Carly Ellison '17 reads to students at Heartwood Grove.
Books written by R-MC students will be
sent to children in Haiti.
Students enrolled in Randolph-Macon College Professor Jennifer Shotwell’s
French 112 class were given the option to write a children’s book. The project
was an exercise not only for writing practice, but also for service learning, because
the hard copies will be sent to children in Haiti for use in their elementary school
classes, where French is a compulsory subject. Electronic versions of the books
will be distributed among schools in Haiti that participate in the Unleash Kids
and Internet in a Box programs.
“These non-profits are involved in a mission to get laptops and educational materials
into the hands of children in developing countries,” explains Shotwell. “Many children
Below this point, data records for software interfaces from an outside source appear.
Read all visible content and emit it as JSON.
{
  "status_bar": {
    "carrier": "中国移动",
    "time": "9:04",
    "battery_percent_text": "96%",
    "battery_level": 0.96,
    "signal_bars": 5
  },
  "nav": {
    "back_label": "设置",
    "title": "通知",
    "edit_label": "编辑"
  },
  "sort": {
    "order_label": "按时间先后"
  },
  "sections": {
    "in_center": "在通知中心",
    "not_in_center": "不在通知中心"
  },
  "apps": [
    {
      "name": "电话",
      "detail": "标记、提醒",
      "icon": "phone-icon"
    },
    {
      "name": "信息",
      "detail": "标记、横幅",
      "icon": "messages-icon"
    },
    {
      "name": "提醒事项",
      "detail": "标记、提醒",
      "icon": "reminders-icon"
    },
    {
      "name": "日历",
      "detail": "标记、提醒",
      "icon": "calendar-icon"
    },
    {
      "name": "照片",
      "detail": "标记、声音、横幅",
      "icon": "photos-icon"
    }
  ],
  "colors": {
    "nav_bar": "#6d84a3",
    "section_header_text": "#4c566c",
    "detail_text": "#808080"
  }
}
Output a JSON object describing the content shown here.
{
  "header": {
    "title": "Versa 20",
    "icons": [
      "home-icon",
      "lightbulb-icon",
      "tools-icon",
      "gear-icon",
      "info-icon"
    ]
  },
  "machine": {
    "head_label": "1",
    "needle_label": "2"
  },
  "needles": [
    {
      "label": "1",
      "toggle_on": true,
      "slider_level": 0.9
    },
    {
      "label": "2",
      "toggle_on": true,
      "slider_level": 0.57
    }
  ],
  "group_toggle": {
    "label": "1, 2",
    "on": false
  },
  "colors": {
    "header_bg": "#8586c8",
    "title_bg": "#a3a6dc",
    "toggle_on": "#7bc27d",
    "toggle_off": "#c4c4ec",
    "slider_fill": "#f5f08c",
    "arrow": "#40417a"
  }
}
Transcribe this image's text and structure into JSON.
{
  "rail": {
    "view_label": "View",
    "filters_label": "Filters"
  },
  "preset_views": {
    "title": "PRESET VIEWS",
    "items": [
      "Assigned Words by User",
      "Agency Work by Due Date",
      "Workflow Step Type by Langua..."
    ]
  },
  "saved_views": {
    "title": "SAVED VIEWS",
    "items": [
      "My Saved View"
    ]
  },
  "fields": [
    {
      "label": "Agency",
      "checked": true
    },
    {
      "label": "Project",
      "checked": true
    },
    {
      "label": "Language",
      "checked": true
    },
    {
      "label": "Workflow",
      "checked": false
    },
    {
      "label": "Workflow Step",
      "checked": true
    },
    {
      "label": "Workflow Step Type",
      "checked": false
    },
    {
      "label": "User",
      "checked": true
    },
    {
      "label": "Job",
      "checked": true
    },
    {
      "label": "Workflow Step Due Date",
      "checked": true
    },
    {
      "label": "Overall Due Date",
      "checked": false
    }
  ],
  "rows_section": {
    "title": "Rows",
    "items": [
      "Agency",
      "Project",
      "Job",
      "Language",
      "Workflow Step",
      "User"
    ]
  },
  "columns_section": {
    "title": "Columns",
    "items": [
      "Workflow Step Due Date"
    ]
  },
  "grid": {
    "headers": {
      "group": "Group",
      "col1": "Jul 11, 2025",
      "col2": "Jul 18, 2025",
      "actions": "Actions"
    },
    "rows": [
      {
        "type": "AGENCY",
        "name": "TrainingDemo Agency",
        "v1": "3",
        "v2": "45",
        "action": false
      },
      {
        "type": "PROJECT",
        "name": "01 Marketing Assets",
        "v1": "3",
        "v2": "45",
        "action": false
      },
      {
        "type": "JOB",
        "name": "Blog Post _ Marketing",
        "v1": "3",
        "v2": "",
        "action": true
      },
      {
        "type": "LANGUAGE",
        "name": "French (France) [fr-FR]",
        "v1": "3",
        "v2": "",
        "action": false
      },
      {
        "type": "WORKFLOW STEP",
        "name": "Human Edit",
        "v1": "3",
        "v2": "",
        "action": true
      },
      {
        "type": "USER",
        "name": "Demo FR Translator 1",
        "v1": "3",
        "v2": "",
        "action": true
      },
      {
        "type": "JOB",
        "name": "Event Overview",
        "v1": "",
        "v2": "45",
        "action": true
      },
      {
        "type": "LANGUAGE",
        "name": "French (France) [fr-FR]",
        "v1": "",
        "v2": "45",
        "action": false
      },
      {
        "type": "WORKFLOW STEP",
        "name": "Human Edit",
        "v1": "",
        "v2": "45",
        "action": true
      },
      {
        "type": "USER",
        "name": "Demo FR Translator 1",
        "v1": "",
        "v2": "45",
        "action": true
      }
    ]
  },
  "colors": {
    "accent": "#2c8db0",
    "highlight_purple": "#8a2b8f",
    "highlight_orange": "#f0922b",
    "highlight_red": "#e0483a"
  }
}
in Haiti would otherwise not have access to such resources because most have no
internet connection in their communities.”
R-MC Computer Science Professor Ben
Burrell has worked with the technical side of Internet in a Box, which is a small
server that holds thousands of resources such as Wikipedia articles, street-view
maps, Khan Academy videos, and books like those Shotwell’s students wrote, accompanied
by pedagogical lesson plans.
A Collaborative Effort
In fall 2013, students in French 111 learned about Haitian culture and wrote letters
of introduction to children Shotwell had previously met in
Haiti. At the beginning of the spring 2014 term, the same students (who
continued into French 112) learned about children’s literature by working with children
and teachers from Heartwood Grove, a French immersion school in Richmond, Virginia.
They read selected books to the children and listened to the children reading their
own favorite stories.
“By mid-term, the students had completed storyboards and began thinking about coordinating
images with the text,” says Shotwell. “In order to get a better sense of where their
books are destined to be distributed, the class participated in a Skype conversation
with the curriculum coordinator of Unleash Kids. She talked about the themes Haitian
children enjoy, and helped them realize this is a project that will serve children
who are learning French as one of their two main languages.”
At the end of the semester, after four rounds of revision for content and mechanics,
students turned in their final products – beautifully illustrated books in French.
Having seen only the text for each, the children at Heartwood Grove voted on their
“We then hosted a children’s book award event in which prizes were awarded for ‘children’s
choice,' ‘funniest plot,’ and ‘most heroic character,’” says Shotwell. The director,
faculty, and children from Heartwood Grove, as well as Burrell and R-MC students
who had traveled to Haiti in 2013, were present to congratulate the students and
thumb through the completed books.
A Rewarding Experience
“I really enjoyed working with the children from Heartwood Grove,” says Carly
Ellison ’17, a sociology/anthropology
major. “It was admirable to see the children taking steps to learn the French language
so early on. When creating my children’s book for the children of Haiti, the Heartwood
Grove students helped me get a sense of what the children may want to read. It was
a pretty challenging process for me to write a children’s book in French, but I
really love that my project will help children learn to read and write.” Ellison,
who also drew the illustrations for her book, titled L’Aventure de la tortue,
is eager to hear back from the children in Haiti. “It makes me feel good to be able
to help in some way,” she says. “That was all of the motivation I needed to create
Shotwell says her students took ownership of their work, knowing it will ultimately
help others. “They felt a sense of pride in the results and were happy to turn in
a tangible representation of what they had learned in elementary French,” she says.
In 2013, Shotwell traveled to Haiti with a group of students. R-MC was awarded a
$10,000 grant from the Davis United World College Scholars program, and the grant
was used to support a Davis
Project for Peace that was created by
Kethelyne Beauvais ’15,
Phuong Bui ’15, Nana Adwoa Ohenewaa Bamfo ’16,
and Shuyan Zhan ’15. The students traveled to Haiti to implement
their project, “A Spark of
Hope for Peace.”
Burrell, who has traveled several times to Haiti in conjunction with the R-MC course
Computer Service-Learning in Haiti, has helped Shotwell make valuable connections
with the Unleash Kids program.
To spread the word about the book project, in September 2014 Shotwell will present
Not Just Another Composition: Writing for Children in the L2 as Community-Based
Learning at the Foreign Language Association of Virginia annual conference.